AP NEWS

Man files suit; says authorities violated his rights

October 22, 2016 GMT

55-year-old was charged with sexual assault of child; case later dropped

A man once charged in Lincoln County District Court for sexually assaulting a child — charges that were later dropped — has filed a federal lawsuit in Nebraska District Court.

The suit names the City of North Platte and Investigator Monte McNeil as defendants. It alleges that North Platte Police and city officials violated the civil rights of Wendell Matthews, 55, through investigation, his arrest and prosecution.

On Feb. 12, 2014, Matthews, now 55, was arrested for the sexual assault, said to have occurred in previous years, on a child who was 10 at the time of the arrest. She reported the alleged abuse at the Bridge of Hope Advocacy Center.

Records indicate Matthews pleaded not guilty in District Court in late April 2014. On Feb. 2, 2015 — just less than a year after Matthews’ initial arrest and days before his trial was set to begin — charges were dismissed against him without prejudice.

At a press conference days after Matthews was exonerated, he said that not only he, but his parents, suffered during the time of his incarceration and court proceedings. His car was vandalized, threats were made against his life and he was depicted as “the worst kind of monster in society,” he said.

Lincoln County Deputy Attorney Jennifer Clements declined to comment at the time.

In the complaint, which seeks an unspecified amount of damages, Maren Chaloupka, Matthews’ attorney, calls Matthews’ arrest “unconstitutional,” and said he suffered emotionally and psychologically in the time after charges were dropped.

“The Defendants willfully ignored physical, documentary and testimonial evidence” which corroborated Matthews’ innocence, Chaloupka said in the complaint. She did not return phone calls for comment Friday.

After charges were dropped, Matthews still faced those who believed “where there was smoke, there must have been fire,” Chaloupka said in the complaint.

Matthews’ accuser, named only in the complaint as S.S., made accusations that were not only false but impossible, Chaloupka said in the complaint.

“Bizarre and fantastic accusations that common sense, to say nothing of even minimal investigation, would prove to be untrue,” she said. She added that McNeil knew the accuser had a “documented” past of lying.

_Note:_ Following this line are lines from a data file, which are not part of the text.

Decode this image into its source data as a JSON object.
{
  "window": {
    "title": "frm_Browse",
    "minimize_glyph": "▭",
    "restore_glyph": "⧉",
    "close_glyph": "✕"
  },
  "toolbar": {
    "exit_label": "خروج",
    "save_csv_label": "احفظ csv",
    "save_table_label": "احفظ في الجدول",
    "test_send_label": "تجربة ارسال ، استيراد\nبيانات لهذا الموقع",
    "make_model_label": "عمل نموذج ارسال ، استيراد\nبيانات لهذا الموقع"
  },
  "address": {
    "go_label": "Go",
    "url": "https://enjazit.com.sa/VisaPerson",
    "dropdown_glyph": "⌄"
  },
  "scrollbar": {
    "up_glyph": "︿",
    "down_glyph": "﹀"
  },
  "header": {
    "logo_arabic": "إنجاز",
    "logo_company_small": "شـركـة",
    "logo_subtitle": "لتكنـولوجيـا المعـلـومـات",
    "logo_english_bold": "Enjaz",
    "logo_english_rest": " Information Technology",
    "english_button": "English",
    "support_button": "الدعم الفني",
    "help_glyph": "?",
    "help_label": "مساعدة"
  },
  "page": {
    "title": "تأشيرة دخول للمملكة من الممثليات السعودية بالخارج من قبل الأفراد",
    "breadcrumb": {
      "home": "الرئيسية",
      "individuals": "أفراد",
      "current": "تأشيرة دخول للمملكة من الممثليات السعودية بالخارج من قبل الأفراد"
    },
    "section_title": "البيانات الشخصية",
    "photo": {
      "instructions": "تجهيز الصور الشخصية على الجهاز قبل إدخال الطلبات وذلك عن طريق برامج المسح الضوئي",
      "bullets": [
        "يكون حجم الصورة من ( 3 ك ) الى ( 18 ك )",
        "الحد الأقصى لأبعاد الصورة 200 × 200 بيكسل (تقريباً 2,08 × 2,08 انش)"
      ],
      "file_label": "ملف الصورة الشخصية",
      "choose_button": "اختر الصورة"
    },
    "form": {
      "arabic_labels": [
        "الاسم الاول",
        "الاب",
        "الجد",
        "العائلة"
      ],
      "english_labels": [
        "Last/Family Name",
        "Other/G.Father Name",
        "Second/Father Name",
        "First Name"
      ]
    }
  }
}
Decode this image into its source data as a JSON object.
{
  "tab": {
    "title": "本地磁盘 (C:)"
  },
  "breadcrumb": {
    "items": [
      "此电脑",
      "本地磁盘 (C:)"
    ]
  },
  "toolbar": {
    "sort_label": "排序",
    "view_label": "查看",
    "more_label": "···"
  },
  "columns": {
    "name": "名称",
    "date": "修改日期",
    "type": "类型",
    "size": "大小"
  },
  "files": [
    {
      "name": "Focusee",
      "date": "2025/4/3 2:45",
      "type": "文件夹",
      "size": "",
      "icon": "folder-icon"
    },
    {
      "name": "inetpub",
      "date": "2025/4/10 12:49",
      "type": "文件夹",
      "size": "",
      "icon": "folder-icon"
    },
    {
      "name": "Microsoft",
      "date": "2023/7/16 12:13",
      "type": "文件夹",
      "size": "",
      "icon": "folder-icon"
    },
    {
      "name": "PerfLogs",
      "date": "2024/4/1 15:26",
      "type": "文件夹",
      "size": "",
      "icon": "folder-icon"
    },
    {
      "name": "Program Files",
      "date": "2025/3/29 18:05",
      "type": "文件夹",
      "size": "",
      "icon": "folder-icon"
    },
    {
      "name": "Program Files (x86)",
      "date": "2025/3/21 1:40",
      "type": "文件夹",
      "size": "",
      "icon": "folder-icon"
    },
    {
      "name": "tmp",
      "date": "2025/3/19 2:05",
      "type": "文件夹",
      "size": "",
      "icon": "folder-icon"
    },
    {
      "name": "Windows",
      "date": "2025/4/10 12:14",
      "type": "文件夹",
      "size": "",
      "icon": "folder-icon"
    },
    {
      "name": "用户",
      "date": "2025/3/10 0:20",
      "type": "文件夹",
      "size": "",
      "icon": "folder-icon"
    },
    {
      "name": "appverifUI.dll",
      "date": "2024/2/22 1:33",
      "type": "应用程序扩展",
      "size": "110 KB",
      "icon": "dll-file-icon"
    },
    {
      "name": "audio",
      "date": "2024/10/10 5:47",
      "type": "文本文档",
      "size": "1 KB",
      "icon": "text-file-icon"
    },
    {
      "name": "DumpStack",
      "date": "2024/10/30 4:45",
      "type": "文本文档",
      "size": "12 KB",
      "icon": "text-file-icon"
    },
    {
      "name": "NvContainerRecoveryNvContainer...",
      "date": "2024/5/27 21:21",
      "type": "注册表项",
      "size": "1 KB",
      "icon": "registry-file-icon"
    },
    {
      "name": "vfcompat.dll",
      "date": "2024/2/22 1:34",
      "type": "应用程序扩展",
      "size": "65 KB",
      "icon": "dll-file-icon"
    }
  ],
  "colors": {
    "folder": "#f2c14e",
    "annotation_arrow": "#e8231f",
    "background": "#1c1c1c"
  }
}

Still, Chaloupka said in the complaint, McNeil made the arrest, and waited until the next day to produce a probable cause affidavit. In the accuser’s sexual assault evaluations, McNeil said she showed signs of “healed trauma.”

“This was misleading, and McNeil knew it was misleading at the time he presented the affidavit,” Chaloupka said in the complaint. She added that McNeil and police knew court officials would take his word to be true, given that McNeil is law enforcement. While representing him, Matthews’ criminal defense attorney, Robert Lindemeier, launched a private investigation in Matthews’ case.

But Lindemeier could not “force the prosecutor to review the evidence or seriously consider its reliability,” Chaloupka said in the complaint.

She added that police were first motivated by a prosecution, and later, “to save face,” unwilling to aknowledge they had arrested someone innocent, she said. Lindemeier declined to comment on the suit.

In the complaint, Chaloupka said McNeil and police deliberately made an illegal arrest. She referenced federal law 42 U.S.C. § 1983, often called “Section 1983.” That statute states a person shall be held liable for violating someone’s constitutional rights.

The North Platte Police Department declined to comment and referred any comment to City Attorney Doug Stack. Stack said he is not the acting attorney in this case, as the city forwarded the matter onto its insurance company, League Association of Risk Management in Lincoln. From there, Jerry Pigsley took the case on for the city.

Pigsley said that he has filed a motion to take additional time to respond to the allegations. He plans to respond to the allegations in November, and will comment on matters then, he said.